Rapture TV, the digital channel that filed a complaint against BSkyB for over charging to appear on its electronic programme guide (EPG), has suffered a second knock back after the Competition Appeals Tribunal (CAT) unanimously dismissing the claim.
An investigation by broadcast watchdog Ofcom had already ruled that the charges were “entirely fair” but Rapture appealed the decision. The channel, which shows a mix of entertainment and sport, filed the complaint last year and has since been removed by Sky. It is now an internet-only channel.
It argues that it should have been charged less to appear on the EPG when it launched because it was a start-up with a small audience and lower revenues than the more established channels. Rapture originally complained to Ofcom that its annual EPG bill of £76,500 from Sky was “unduly high”, given that its annual turnover was under £150,000.
The CAT confirmed Ofcom’s judgment of February last year that Sky’s EPG charges were “entirely” fair, reasonable and non-discriminatory. It described Rapture’s case as “misconceived” and “lacking in foundation”.
The channel, run by chief executive David Henry, claimed the satellite company had breached its regulatory obligations by offering unfair listing terms. But Ofcom cleared Sky of overcharging, leading Rapture to bring the case against the media regulator and Sky to the CAT.
Rapture was broadcast on Sky between June and August 2002, and from May 2003 to July 2004, before relaunching in November 2005.

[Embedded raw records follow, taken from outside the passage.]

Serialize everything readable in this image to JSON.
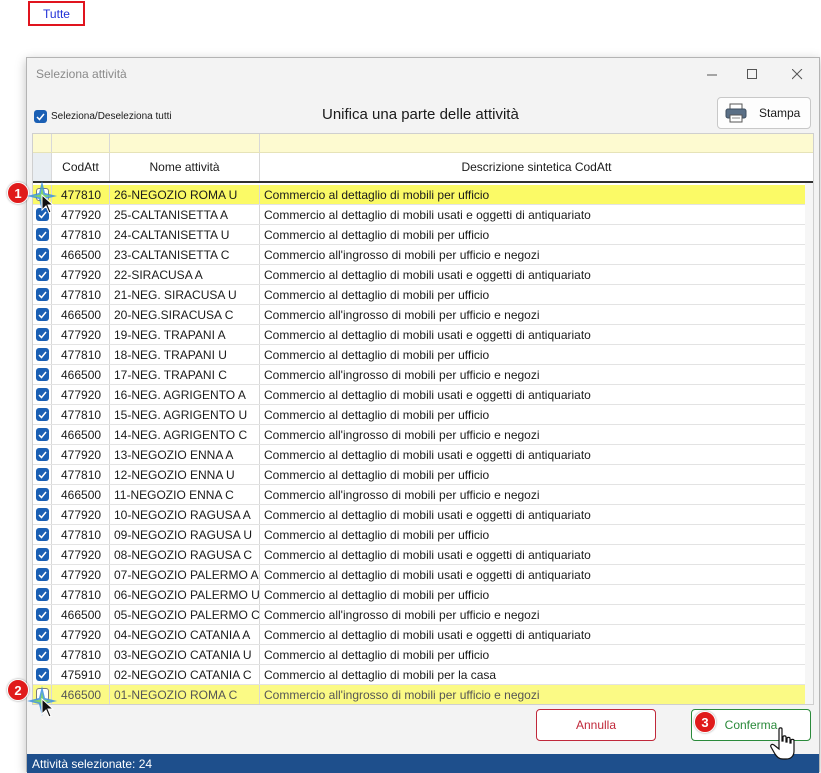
{
  "top_link": {
    "label": "Tutte"
  },
  "dialog": {
    "title": "Seleziona attività",
    "select_all_label": "Seleziona/Deseleziona tutti",
    "heading": "Unifica una parte delle attività",
    "print_label": "Stampa",
    "columns": [
      "CodAtt",
      "Nome attività",
      "Descrizione sintetica CodAtt"
    ],
    "rows": [
      {
        "checked": false,
        "code": "477810",
        "name": "26-NEGOZIO ROMA U",
        "desc": "Commercio al dettaglio di mobili per ufficio"
      },
      {
        "checked": true,
        "code": "477920",
        "name": "25-CALTANISETTA A",
        "desc": "Commercio al dettaglio di mobili usati e oggetti di antiquariato"
      },
      {
        "checked": true,
        "code": "477810",
        "name": "24-CALTANISETTA U",
        "desc": "Commercio al dettaglio di mobili per ufficio"
      },
      {
        "checked": true,
        "code": "466500",
        "name": "23-CALTANISETTA C",
        "desc": "Commercio all'ingrosso di mobili per ufficio e negozi"
      },
      {
        "checked": true,
        "code": "477920",
        "name": "22-SIRACUSA A",
        "desc": "Commercio al dettaglio di mobili usati e oggetti di antiquariato"
      },
      {
        "checked": true,
        "code": "477810",
        "name": "21-NEG. SIRACUSA U",
        "desc": "Commercio al dettaglio di mobili per ufficio"
      },
      {
        "checked": true,
        "code": "466500",
        "name": "20-NEG.SIRACUSA C",
        "desc": "Commercio all'ingrosso di mobili per ufficio e negozi"
      },
      {
        "checked": true,
        "code": "477920",
        "name": "19-NEG. TRAPANI A",
        "desc": "Commercio al dettaglio di mobili usati e oggetti di antiquariato"
      },
      {
        "checked": true,
        "code": "477810",
        "name": "18-NEG. TRAPANI U",
        "desc": "Commercio al dettaglio di mobili per ufficio"
      },
      {
        "checked": true,
        "code": "466500",
        "name": "17-NEG. TRAPANI C",
        "desc": "Commercio all'ingrosso di mobili per ufficio e negozi"
      },
      {
        "checked": true,
        "code": "477920",
        "name": "16-NEG. AGRIGENTO A",
        "desc": "Commercio al dettaglio di mobili usati e oggetti di antiquariato"
      },
      {
        "checked": true,
        "code": "477810",
        "name": "15-NEG. AGRIGENTO U",
        "desc": "Commercio al dettaglio di mobili per ufficio"
      },
      {
        "checked": true,
        "code": "466500",
        "name": "14-NEG. AGRIGENTO C",
        "desc": "Commercio all'ingrosso di mobili per ufficio e negozi"
      },
      {
        "checked": true,
        "code": "477920",
        "name": "13-NEGOZIO ENNA A",
        "desc": "Commercio al dettaglio di mobili usati e oggetti di antiquariato"
      },
      {
        "checked": true,
        "code": "477810",
        "name": "12-NEGOZIO ENNA U",
        "desc": "Commercio al dettaglio di mobili per ufficio"
      },
      {
        "checked": true,
        "code": "466500",
        "name": "11-NEGOZIO ENNA C",
        "desc": "Commercio all'ingrosso di mobili per ufficio e negozi"
      },
      {
        "checked": true,
        "code": "477920",
        "name": "10-NEGOZIO RAGUSA A",
        "desc": "Commercio al dettaglio di mobili usati e oggetti di antiquariato"
      },
      {
        "checked": true,
        "code": "477810",
        "name": "09-NEGOZIO RAGUSA U",
        "desc": "Commercio al dettaglio di mobili per ufficio"
      },
      {
        "checked": true,
        "code": "477920",
        "name": "08-NEGOZIO RAGUSA C",
        "desc": "Commercio al dettaglio di mobili usati e oggetti di antiquariato"
      },
      {
        "checked": true,
        "code": "477920",
        "name": "07-NEGOZIO PALERMO A",
        "desc": "Commercio al dettaglio di mobili usati e oggetti di antiquariato"
      },
      {
        "checked": true,
        "code": "477810",
        "name": "06-NEGOZIO PALERMO U",
        "desc": "Commercio al dettaglio di mobili per ufficio"
      },
      {
        "checked": true,
        "code": "466500",
        "name": "05-NEGOZIO PALERMO C",
        "desc": "Commercio all'ingrosso di mobili per ufficio e negozi"
      },
      {
        "checked": true,
        "code": "477920",
        "name": "04-NEGOZIO CATANIA A",
        "desc": "Commercio al dettaglio di mobili usati e oggetti di antiquariato"
      },
      {
        "checked": true,
        "code": "477810",
        "name": "03-NEGOZIO CATANIA U",
        "desc": "Commercio al dettaglio di mobili per ufficio"
      },
      {
        "checked": true,
        "code": "475910",
        "name": "02-NEGOZIO CATANIA C",
        "desc": "Commercio al dettaglio di mobili per la casa"
      },
      {
        "checked": false,
        "code": "466500",
        "name": "01-NEGOZIO ROMA C",
        "desc": "Commercio all'ingrosso di mobili per ufficio e negozi"
      }
    ],
    "cancel_label": "Annulla",
    "confirm_label": "Conferma",
    "status_text": "Attività selezionate: 24"
  },
  "markers": [
    "1",
    "2",
    "3"
  ],
  "colors": {
    "accent": "#1a5fb4",
    "highlight": "#fbfa66",
    "status_bar": "#1e4f8c",
    "cancel": "#c0283a",
    "confirm": "#2a8a3a",
    "marker": "#e01b1b"
  }
}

Sky charges for EPG listings to recover the costs associated with developing and running both the EPG and its digital satellite TV service. Rapture can appeal the decision but must limit the appeal to errors of law by the CAT.